Electronic chips or semiconductors are a strategic commodity that goes into making almost every smart product in the world, from mobile phones and cars to strategic weapon systems, including nuclear weapons.
Therefore, any country seeking to play a decisive role in the digital future of the world must control a large part of the global chip industry, which has become a crucial industry in all aspects of human existence.
“America invented the semiconductor, and we will bring it back home,” said US President Joe Biden, during his visit to a semiconductor factory in North Carolina, outlining the features of the next stage in the global electronic chip industry.
This phrase reflects how Americans view the course of this industry during the coming years.
Although the US was the starting point for the electronic chip industry, controlling more than 37% of the industry 30 years ago, today that percentage is down to less than 12%.

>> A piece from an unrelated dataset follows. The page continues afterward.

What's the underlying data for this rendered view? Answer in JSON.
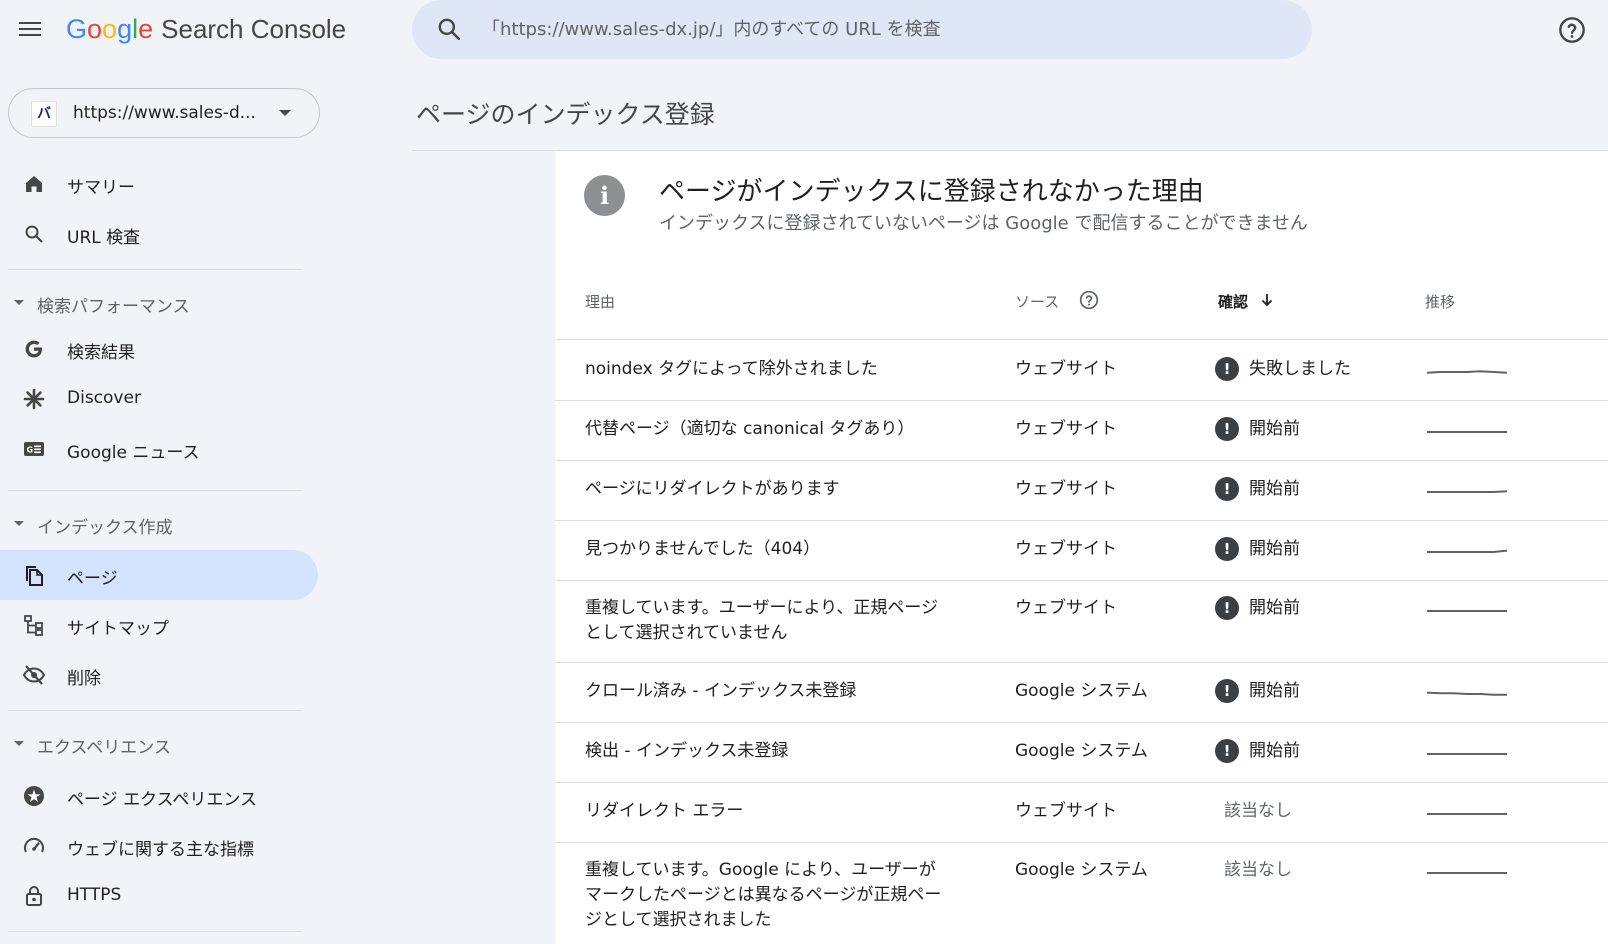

Currently, more than 80% of this critical industry is located in Asia, with a significant focus on Taiwan, as the Taiwanese company TSMC alone accounts for 65% of the electronic chip market around the world.
Today, the frantic race for the top of the semiconductor industry between Beijing and Washington drives a technological war.
This conflict revolves largely around the idea of depriving the potential opponent of the means to gain technological superiority, which has become the most important element in maintaining global superiority, influence and dominance.
The US is intensifying its efforts to impede China’s progress in the electronic chip industry, which is an important element in its industry and an important milestone in the economic project that China seeks to build with the “Belt and Road” initiative.
Furthermore, a large part of the conflict between the two countries over Taiwan seems to be related to this sensitive strategic industry, as it relates to technical sovereignty, which seems to be the focus of the struggle between the major international powers at the moment.
The electronic chip industry will be a focus of geopolitical confrontations in different regions, especially in the next five years.
In the chip war between the US and China, the former is trying to maintain its technological leadership and the latter is struggling to achieve self-sufficiency.
On the one hand, this conflict is a real test of Washington’s ability to maintain its declining international hegemony, and on the other Beijing’s ability to continue to rise to the top of the global economy and the international structure.